In that spirit, for this Mother’s Day post, I choose to salute a diverse set of Mothers:

  • I salute those mothers who choose to serve their families and communities full-time.  Those who volunteer on the PTA, at the local church and food pantry, and who make the school plays and concerts run smoothly.
    I salute the working mothers who choose to make time for the PTA, their church or food pantry, and the school play.
  • I salute those full-time mothers who choose to keep their calm when asked “so, what exactly DO you do all day?”
  • I salute those mothers who choose to run their own business in a way that allows time for them to spend with their children.
  • I salute those mothers who didn’t plan on having children but choose to love and care for them always.
  • I salute those mothers who choose a partner who can focus on Caregiving where they can.
  • I salute those who choose to support those in need who are someone else’s children and relatives, as if they were their own.
  • I salute those who choose to support the choices of all mothers, even if their choices aren’t what they would choose themselves.

Mothers[1] very often sacrifice for the benefit of others, and this Mother’s Day let’s celebrate and admire them all, especially the ones who demonstrate that Caregiving might be the most important career of all.  Let’s be biased in their favor, not today but every day.

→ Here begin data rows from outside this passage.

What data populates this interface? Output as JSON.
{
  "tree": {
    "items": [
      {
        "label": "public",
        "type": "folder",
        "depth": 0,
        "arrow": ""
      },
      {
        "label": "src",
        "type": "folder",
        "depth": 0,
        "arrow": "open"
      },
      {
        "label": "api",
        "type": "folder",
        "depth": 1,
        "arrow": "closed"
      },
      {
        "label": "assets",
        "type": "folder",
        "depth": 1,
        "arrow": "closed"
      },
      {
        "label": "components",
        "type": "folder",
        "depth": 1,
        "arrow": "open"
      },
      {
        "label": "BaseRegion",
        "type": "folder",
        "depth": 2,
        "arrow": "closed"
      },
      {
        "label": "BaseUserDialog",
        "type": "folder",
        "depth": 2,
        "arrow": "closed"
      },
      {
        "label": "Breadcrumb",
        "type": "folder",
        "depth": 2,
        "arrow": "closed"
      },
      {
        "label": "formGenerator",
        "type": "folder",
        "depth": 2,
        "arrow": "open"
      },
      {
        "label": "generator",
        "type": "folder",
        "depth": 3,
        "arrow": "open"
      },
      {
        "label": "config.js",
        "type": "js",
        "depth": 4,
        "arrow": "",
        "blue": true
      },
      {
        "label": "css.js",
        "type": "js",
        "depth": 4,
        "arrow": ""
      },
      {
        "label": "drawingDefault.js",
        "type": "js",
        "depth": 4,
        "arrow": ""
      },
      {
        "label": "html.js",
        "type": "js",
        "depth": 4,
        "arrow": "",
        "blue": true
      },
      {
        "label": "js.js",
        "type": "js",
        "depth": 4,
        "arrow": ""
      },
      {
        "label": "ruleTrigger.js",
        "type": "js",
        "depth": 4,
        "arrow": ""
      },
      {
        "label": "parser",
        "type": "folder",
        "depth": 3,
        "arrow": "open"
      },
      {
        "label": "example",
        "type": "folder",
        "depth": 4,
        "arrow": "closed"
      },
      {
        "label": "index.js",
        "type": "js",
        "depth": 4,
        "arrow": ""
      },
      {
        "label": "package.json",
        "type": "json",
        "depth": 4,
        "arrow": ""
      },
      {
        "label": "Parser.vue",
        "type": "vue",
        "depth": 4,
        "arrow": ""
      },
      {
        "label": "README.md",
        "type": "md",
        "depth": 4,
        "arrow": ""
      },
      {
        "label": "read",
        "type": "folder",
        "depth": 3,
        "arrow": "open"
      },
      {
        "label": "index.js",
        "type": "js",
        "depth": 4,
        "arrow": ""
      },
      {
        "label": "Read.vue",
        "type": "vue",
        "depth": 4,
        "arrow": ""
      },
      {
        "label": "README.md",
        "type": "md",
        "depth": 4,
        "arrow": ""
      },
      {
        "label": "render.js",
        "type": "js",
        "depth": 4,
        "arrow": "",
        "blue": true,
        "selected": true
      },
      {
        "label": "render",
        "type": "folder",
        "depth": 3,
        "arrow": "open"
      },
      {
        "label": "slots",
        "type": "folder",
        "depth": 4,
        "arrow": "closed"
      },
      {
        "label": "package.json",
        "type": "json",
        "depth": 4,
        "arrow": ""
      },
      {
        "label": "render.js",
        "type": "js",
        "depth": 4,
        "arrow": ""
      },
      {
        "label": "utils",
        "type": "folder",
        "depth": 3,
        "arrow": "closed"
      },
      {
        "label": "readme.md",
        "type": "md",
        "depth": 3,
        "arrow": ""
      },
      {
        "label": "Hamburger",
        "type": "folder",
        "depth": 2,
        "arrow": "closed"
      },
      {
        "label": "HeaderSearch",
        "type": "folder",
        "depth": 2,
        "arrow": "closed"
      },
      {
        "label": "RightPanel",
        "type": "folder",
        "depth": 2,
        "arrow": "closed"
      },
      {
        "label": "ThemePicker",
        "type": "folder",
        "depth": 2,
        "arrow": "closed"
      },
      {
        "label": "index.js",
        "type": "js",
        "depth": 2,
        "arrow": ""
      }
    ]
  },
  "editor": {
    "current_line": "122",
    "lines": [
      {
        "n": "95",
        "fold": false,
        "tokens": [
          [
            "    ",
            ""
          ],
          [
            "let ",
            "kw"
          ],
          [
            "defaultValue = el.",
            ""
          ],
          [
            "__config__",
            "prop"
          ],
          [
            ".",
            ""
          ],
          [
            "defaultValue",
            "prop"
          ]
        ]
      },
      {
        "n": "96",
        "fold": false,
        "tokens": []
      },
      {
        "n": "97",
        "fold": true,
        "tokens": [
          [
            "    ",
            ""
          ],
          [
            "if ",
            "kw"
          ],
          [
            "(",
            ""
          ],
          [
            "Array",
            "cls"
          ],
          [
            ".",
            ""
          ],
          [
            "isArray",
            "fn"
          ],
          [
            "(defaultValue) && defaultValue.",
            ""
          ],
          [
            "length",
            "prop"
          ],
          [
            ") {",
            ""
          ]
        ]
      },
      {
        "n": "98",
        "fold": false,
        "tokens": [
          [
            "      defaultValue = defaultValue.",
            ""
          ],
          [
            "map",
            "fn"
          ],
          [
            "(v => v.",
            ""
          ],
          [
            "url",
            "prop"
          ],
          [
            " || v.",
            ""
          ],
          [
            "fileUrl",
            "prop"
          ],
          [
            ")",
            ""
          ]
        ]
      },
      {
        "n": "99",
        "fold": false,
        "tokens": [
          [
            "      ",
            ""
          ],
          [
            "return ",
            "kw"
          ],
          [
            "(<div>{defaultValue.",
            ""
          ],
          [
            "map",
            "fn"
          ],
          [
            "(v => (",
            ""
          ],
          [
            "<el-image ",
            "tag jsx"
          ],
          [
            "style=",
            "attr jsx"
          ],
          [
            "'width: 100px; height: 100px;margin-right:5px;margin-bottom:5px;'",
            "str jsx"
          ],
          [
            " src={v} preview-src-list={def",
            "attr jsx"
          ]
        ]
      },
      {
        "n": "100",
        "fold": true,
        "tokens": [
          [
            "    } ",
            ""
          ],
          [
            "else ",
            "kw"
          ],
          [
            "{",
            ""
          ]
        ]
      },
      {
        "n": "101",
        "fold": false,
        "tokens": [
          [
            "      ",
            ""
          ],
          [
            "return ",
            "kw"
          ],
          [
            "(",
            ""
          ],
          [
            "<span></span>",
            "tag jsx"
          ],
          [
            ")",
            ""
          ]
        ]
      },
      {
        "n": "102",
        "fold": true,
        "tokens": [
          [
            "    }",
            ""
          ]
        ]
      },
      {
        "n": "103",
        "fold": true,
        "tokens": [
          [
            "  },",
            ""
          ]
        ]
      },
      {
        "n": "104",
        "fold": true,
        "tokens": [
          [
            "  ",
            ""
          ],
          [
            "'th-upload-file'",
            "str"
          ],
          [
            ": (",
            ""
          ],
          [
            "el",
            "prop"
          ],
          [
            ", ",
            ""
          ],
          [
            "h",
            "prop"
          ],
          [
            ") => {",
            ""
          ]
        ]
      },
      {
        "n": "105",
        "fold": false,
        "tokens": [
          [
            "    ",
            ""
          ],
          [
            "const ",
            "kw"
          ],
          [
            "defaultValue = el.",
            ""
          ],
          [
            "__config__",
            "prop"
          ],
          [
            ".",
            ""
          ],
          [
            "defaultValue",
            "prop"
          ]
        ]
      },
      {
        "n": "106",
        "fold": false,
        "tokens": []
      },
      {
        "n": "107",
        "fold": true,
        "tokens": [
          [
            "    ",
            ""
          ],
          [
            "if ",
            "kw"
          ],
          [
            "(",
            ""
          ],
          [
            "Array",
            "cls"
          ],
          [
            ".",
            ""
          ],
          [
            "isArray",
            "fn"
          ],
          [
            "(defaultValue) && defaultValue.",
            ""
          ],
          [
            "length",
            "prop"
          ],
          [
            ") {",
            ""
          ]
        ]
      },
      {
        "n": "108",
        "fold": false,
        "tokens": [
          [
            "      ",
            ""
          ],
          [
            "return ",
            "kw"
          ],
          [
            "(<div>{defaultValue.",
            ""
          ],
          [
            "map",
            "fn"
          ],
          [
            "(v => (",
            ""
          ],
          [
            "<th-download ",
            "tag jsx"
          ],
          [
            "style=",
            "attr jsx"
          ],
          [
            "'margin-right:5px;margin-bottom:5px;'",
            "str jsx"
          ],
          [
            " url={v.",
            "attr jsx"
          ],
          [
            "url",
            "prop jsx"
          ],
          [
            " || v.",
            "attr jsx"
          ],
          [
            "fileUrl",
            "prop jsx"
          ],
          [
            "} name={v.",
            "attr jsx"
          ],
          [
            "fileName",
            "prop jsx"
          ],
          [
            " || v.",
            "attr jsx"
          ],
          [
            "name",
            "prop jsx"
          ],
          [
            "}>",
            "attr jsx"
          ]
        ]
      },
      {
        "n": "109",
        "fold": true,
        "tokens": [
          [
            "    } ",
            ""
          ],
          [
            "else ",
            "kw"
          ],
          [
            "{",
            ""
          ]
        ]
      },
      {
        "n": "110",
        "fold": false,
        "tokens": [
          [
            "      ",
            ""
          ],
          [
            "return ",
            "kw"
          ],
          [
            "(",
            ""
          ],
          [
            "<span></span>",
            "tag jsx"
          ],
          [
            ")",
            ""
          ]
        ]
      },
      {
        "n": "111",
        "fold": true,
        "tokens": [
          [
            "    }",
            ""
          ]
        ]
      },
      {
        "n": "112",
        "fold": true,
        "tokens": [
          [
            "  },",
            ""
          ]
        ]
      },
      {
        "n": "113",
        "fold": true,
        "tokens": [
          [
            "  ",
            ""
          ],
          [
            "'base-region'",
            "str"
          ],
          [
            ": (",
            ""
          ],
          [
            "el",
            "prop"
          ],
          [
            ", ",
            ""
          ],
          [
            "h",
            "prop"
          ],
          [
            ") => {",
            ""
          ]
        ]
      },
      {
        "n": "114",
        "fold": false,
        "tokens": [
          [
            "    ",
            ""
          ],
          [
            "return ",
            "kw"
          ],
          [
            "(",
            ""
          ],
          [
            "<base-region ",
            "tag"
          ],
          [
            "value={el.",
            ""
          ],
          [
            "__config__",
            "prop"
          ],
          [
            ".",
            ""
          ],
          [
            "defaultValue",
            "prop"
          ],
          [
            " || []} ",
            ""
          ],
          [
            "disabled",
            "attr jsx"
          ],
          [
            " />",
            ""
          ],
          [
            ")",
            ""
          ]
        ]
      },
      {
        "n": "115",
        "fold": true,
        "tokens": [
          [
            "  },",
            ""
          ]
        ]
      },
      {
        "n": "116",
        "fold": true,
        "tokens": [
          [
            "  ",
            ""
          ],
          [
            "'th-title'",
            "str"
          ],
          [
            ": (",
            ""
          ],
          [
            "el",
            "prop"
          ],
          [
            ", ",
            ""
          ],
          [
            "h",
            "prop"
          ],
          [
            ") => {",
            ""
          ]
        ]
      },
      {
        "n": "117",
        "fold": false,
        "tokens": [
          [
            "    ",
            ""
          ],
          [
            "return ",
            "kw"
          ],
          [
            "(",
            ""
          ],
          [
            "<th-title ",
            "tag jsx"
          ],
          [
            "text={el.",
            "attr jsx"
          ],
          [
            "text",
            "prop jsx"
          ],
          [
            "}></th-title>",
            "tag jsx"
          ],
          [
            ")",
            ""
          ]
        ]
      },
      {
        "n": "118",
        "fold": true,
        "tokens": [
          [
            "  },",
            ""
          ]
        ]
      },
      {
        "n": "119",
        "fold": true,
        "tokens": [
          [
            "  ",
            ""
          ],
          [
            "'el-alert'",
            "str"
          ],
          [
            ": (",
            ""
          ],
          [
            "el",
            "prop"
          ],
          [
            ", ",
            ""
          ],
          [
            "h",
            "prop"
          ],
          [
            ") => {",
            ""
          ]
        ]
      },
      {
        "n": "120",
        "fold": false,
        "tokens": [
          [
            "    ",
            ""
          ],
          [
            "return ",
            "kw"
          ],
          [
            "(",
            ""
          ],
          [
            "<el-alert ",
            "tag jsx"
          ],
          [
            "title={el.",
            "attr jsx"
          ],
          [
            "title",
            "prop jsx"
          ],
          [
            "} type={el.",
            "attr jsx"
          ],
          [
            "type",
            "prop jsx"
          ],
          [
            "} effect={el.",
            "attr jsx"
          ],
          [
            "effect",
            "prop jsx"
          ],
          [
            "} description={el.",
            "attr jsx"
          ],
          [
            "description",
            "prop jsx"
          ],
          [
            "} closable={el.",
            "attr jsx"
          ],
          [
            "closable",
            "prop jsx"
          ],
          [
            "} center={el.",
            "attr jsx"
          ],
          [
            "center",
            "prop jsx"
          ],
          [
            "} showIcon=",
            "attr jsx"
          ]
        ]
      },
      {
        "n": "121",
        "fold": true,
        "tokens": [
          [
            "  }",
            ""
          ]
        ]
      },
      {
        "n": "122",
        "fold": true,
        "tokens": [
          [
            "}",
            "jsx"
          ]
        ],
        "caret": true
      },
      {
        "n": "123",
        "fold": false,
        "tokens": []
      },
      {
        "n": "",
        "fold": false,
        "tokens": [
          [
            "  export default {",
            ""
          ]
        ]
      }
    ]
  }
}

After all, aren’t our careers a way to provide what not only we need, but also what others need and can’t provide for themselves?  As suggested by the Apostle Paul a long time ago:
Let the thief no longer steal, but rather let him labor, doing honest work with his own hands, so that he may have something to share with anyone in need.” – Ephesians 4:28


[1] Fathers do too, but this is Mother’s Day.  Look for my Father’s Day post about a month from now.